Jeremiah hinted to this in the Book of Lamentations because, if it were not for the ten spies, the same people who left Egypt would have entered the Land of Israel. In that case, entering Israel would have been the culmination of the Exodus from Egypt and would have been part of the redemption process. Just as the Exodus is an integral part of our nationhood that cannot be removed, the conclusion of that process would have been the same, and exile from Israel would have been impossible. The ten spies created a disconnect between the people who left Egypt and the people who entered the Land of Israel, making exile possible. The Book of Lamentations laments the destruction of the Holy Temple and the exile of the Jewish people from the land.
The mitzvah of ציצית, which focuses us on Hashem and the 613 mitzvot, serves as a tool to help keep us objective about what we see. When we see ourselves as Hashem’s servants focused on His will instead of on ours, we can be completely objective and not follow our inclinations. Since our personal biases are not involved, our eyesight will always be 20/20.
It is noteworthy that the Torah nowhere obligates us to wear the talit or the tzitzit. The Torah only says that to wear a four-cornered garment, you must put tzitzit on it. But, if one does not own such a garment, there is no obligation to acquire one. Yet, we deliberately go out and purchase a four cornered garment to obligate ourselves in the mitzvah ofציצית .
Why would such a great mitzvah, one which is considered equal to the other 612 combined, be presented as optional?
The answer is that we must choose to be in a position to see things objectively. Without this conscious choice, we are likely to see things the way we want to see them.
When wearing the tzitzit, we fulfill the mitzvah every second that they are on us.
Shortly before the Vilna Goan’s passing, he gathered the strings of his tzitzit in his hand and whispered, “How difficult it is to part from this world, the world of deeds! For a few coins, one can fulfill such an easy mitzvah of tzitzit and reach the highest level of closeness to Hashem. Can I have such a chance in the world of neshamos, (the world to come) even for the highest price?”
What an opportunity!
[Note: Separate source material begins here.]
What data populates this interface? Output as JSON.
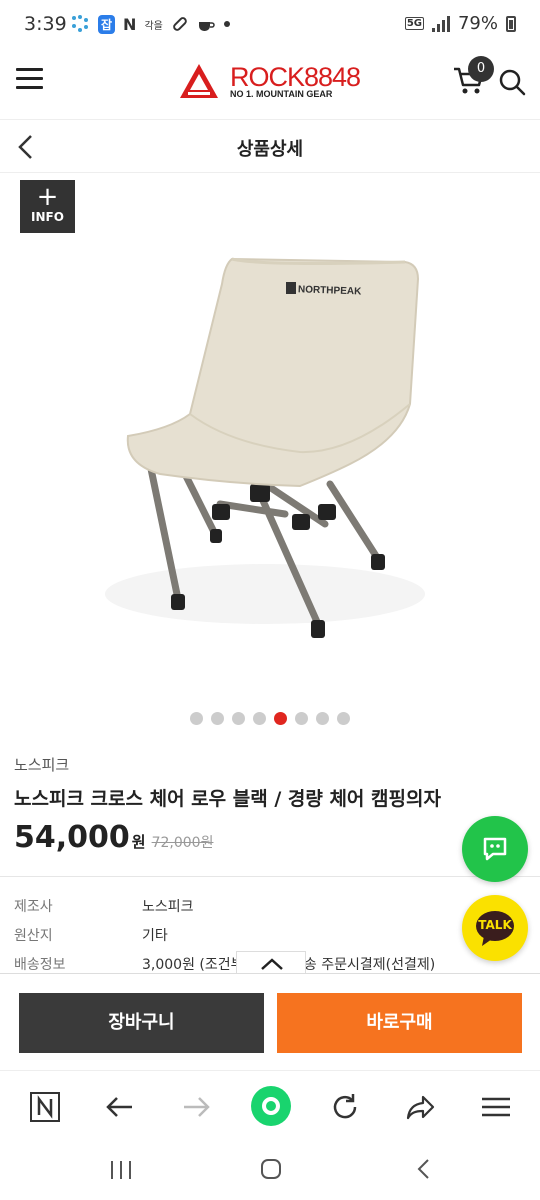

Like the person who was in a field strewn with diamonds. “Do I have to pick up the diamonds?” he asks. Of course not! But, wouldn’t you want to?